- You have to listen more carefully for stations that come in stronger because of the conditions. If the atmospheric conditions are making them boom into your radio chances are it’s a two way street and your signal has a better chance of reaching them.
- Talk as if every contact will only last for 10 seconds. With lower wattage you’re likely to get covered up by stations running power, or conditions might change enough that your low power station isn’t going to continue to be audible on the other end.

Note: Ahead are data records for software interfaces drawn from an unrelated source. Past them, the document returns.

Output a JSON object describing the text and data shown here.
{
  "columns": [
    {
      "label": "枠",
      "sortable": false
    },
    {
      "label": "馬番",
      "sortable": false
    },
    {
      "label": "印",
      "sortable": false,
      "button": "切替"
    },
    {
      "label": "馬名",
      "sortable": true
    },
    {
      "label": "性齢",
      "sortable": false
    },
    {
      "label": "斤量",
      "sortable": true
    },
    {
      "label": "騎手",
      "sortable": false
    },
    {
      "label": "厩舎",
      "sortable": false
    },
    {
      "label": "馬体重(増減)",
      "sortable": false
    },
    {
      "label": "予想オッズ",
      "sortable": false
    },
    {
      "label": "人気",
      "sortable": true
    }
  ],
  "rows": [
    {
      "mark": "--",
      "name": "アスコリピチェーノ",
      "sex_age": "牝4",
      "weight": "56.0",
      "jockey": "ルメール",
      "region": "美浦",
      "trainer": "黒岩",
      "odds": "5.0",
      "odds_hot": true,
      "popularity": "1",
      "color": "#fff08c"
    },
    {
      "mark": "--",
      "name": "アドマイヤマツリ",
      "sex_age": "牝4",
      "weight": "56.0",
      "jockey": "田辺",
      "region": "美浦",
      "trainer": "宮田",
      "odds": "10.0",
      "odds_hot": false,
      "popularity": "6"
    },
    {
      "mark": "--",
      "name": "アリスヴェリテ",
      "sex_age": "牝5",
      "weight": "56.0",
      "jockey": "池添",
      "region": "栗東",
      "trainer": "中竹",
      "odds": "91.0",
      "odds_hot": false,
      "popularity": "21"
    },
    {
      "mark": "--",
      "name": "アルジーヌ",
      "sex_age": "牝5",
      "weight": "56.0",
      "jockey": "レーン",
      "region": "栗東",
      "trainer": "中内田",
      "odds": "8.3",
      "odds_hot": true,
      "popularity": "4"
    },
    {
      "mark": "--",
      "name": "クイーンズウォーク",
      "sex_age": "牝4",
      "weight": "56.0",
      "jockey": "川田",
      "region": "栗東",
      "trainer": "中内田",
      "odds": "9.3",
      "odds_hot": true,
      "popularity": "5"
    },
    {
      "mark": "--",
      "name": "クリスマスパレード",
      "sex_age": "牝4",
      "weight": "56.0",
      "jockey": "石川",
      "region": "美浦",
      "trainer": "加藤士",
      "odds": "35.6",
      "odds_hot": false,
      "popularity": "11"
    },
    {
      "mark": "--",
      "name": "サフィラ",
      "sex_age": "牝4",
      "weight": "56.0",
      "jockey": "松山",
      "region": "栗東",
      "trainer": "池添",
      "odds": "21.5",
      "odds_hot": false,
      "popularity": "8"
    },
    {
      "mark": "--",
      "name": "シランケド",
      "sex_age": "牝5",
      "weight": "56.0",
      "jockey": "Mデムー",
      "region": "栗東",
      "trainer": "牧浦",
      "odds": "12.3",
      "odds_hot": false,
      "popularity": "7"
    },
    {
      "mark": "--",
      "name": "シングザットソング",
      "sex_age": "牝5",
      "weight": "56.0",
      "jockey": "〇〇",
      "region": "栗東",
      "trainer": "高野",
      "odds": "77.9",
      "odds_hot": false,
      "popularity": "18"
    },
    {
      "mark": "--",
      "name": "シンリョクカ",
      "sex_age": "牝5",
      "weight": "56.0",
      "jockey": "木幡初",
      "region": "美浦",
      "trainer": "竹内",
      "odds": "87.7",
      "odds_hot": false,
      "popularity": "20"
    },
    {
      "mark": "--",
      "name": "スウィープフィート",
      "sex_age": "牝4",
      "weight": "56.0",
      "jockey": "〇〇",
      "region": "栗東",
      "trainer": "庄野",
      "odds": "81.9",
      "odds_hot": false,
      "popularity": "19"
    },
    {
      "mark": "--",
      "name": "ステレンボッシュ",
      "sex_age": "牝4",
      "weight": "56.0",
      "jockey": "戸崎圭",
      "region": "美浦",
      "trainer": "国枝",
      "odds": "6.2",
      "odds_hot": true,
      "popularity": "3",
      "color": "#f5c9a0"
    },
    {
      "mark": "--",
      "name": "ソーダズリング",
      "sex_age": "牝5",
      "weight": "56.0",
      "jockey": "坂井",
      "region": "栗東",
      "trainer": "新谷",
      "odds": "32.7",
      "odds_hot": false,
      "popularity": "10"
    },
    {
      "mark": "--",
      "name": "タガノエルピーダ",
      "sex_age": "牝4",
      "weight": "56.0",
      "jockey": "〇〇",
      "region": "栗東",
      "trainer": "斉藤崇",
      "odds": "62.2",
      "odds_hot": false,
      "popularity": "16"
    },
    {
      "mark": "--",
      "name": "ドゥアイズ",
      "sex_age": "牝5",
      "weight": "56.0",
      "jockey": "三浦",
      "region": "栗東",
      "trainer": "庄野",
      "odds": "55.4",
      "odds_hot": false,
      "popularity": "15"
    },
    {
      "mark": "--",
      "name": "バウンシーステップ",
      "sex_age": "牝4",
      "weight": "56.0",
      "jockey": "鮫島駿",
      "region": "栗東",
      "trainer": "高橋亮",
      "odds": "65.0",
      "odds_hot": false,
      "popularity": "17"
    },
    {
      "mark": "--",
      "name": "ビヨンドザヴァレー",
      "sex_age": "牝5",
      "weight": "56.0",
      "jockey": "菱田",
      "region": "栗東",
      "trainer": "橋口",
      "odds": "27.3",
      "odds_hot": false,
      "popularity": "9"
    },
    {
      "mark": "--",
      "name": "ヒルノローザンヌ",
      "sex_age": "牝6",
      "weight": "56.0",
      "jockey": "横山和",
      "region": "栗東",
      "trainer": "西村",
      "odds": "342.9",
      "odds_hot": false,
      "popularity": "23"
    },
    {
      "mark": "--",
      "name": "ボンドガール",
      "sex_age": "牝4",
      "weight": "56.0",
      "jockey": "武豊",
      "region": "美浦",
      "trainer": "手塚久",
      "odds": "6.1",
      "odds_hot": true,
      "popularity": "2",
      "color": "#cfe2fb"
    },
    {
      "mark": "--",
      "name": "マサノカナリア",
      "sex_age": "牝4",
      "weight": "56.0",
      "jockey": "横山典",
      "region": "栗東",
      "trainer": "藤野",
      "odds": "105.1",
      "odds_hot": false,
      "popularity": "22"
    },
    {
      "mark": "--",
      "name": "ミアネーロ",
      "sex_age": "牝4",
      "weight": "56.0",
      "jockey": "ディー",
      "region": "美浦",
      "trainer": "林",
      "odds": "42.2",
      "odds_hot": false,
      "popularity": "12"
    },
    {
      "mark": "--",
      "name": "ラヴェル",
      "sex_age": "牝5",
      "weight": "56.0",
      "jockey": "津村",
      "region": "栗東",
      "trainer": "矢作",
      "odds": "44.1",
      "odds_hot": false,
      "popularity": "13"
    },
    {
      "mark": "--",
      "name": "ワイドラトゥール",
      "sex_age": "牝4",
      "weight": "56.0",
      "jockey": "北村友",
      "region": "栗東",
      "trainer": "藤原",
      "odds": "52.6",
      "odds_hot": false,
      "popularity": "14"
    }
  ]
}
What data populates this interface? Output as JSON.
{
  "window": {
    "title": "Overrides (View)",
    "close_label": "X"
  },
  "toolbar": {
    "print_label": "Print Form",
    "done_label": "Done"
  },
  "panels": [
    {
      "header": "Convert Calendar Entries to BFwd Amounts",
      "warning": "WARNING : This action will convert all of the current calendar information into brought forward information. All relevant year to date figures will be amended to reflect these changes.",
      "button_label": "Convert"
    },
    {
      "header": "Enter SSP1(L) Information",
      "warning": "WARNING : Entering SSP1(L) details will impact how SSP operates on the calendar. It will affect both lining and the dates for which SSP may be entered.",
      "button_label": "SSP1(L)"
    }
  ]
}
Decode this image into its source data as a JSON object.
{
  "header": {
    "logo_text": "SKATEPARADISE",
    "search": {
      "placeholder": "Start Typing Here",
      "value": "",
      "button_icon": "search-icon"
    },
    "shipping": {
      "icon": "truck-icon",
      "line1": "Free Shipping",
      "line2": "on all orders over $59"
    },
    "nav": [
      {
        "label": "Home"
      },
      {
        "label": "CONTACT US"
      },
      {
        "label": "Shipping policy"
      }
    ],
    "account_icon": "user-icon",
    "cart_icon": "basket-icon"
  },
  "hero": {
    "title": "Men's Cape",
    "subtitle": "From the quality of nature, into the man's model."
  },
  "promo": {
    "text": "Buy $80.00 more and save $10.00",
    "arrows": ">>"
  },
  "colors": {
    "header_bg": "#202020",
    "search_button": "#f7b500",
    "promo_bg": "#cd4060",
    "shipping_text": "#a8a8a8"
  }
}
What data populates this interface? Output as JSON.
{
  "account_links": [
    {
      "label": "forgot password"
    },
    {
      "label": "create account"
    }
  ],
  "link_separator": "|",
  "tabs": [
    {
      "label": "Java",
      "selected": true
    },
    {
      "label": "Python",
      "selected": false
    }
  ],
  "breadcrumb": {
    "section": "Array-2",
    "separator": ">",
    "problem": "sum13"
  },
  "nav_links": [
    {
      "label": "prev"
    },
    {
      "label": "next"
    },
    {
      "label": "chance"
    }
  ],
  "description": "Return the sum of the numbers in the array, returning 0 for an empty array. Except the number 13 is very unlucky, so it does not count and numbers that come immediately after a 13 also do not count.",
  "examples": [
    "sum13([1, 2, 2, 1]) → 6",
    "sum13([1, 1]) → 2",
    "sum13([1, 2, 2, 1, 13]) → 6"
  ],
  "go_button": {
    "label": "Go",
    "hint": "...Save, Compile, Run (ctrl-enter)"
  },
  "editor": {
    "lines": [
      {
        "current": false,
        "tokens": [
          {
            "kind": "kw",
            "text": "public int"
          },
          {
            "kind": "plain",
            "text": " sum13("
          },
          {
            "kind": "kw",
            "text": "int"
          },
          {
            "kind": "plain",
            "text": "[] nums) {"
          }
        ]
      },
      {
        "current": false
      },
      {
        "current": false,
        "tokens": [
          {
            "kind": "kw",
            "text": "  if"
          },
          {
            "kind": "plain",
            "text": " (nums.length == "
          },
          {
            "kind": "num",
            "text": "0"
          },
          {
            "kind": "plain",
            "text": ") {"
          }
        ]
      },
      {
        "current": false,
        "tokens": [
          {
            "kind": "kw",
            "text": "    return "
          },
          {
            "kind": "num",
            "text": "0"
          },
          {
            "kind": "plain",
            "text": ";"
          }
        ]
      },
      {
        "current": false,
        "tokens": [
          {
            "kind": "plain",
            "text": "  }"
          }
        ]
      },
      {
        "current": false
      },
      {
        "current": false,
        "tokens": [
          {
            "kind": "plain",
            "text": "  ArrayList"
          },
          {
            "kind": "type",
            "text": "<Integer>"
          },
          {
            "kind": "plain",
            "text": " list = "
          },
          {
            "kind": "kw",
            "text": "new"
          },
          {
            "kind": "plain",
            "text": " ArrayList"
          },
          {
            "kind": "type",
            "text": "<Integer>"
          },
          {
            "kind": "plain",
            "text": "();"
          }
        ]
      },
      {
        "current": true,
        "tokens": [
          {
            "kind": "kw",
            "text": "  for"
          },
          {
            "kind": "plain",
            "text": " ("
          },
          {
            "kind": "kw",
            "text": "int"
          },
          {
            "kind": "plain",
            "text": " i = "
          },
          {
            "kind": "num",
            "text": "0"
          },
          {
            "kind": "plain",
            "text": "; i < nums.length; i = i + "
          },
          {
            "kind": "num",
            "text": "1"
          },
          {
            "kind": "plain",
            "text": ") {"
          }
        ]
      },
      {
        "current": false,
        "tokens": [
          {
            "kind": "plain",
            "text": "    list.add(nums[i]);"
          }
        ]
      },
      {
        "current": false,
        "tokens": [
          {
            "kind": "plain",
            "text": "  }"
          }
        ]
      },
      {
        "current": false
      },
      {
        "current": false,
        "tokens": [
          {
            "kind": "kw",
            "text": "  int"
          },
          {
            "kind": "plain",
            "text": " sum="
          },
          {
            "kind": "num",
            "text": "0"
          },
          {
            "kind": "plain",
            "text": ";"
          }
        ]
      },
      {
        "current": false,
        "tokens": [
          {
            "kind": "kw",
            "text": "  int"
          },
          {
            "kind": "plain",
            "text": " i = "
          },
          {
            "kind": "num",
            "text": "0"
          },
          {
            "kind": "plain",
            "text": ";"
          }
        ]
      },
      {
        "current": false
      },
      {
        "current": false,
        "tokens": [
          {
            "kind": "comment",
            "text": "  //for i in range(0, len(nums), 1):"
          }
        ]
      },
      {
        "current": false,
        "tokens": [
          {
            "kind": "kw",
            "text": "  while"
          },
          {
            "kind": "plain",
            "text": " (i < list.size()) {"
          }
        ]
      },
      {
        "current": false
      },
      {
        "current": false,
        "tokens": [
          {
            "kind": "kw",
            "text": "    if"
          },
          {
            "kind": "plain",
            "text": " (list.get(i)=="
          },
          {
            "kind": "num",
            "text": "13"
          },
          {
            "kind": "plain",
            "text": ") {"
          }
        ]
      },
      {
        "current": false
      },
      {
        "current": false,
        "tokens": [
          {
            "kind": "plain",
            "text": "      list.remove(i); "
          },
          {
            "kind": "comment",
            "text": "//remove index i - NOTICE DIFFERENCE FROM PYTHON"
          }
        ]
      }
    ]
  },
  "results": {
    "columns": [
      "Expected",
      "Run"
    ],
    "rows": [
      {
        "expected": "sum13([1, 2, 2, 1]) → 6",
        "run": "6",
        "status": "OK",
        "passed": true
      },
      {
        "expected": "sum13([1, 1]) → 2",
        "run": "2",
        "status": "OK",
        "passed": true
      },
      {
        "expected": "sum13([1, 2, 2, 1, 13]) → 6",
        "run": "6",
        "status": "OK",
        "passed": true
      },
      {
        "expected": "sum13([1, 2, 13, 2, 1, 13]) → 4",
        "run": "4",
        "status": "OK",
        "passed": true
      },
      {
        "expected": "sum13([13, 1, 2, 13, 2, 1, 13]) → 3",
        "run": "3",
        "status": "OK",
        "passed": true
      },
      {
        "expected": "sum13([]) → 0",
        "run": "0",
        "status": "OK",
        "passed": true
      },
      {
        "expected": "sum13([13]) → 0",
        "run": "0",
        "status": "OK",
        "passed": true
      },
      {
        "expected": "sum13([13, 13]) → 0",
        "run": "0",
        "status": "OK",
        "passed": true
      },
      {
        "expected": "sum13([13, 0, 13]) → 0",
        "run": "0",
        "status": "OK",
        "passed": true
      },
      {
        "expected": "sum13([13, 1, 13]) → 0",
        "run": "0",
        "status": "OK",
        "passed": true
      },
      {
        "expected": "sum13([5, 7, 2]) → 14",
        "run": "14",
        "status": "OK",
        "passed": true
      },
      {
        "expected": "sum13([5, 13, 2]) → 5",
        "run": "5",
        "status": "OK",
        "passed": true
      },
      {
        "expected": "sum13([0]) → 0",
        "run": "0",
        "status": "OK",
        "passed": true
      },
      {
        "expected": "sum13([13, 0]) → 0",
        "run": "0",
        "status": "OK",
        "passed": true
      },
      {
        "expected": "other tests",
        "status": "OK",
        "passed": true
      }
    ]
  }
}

Now all of these things are pretty self-explanatory and for some people who run barefoot all the times these things are just part of everyday life. But, when you run a high power station for a number of years you sometimes forget what it’s like to have difficulty making a contact. In fact talking DX on the radio with high power can almost seem reliable in some cases, more like a phone. While making contacts consistently is arguably more fun I actually realized that in some ways I was cheating myself out of the true radio experience.
I can recall as a young teen trying everything I could to make my station more effective. Better microphones, upgrading coax, and the endless tuning and raising of my antenna. I think every week I figured out a way to raise my antenna another 10 feet until I finally climbed a 70 foot tree with no climbing gear and stuck my antenna out the top. Dangerous and stupid but when running 12 watts you really tried to optimize anything you could for an edge.
These days it seems everyone has an amplifier. With less locals to talk to people are increasingly turning to DX for their enjoyment of the hobby and amplifiers are ensuring them more contacts. In fact many beginners these days buy an amplifier as part of their entry level system, before they even understand the basics of tuning their antenna or how to properly set their radio output to match up with the amplifier.
After two months barefoot I have to admit that there is still something magical about making a 12 watt contact into Europe or down into Mexico. It’s also fun to think that anyone with a basic CB radio and an antenna can talk DX, no amplifier required.
I’m in a new truck now and once again I’ve put together a system with my export radio and amplifier in place and I can honestly say I use my amplifier almost all the time I’m on the radio. I’m definitely not a purist in any respect, but I would suggest that everyone try going barefoot again for a couple of days if for no other reason than to earn renewed respect for mother nature and the amazing abilities of a simple CB radio.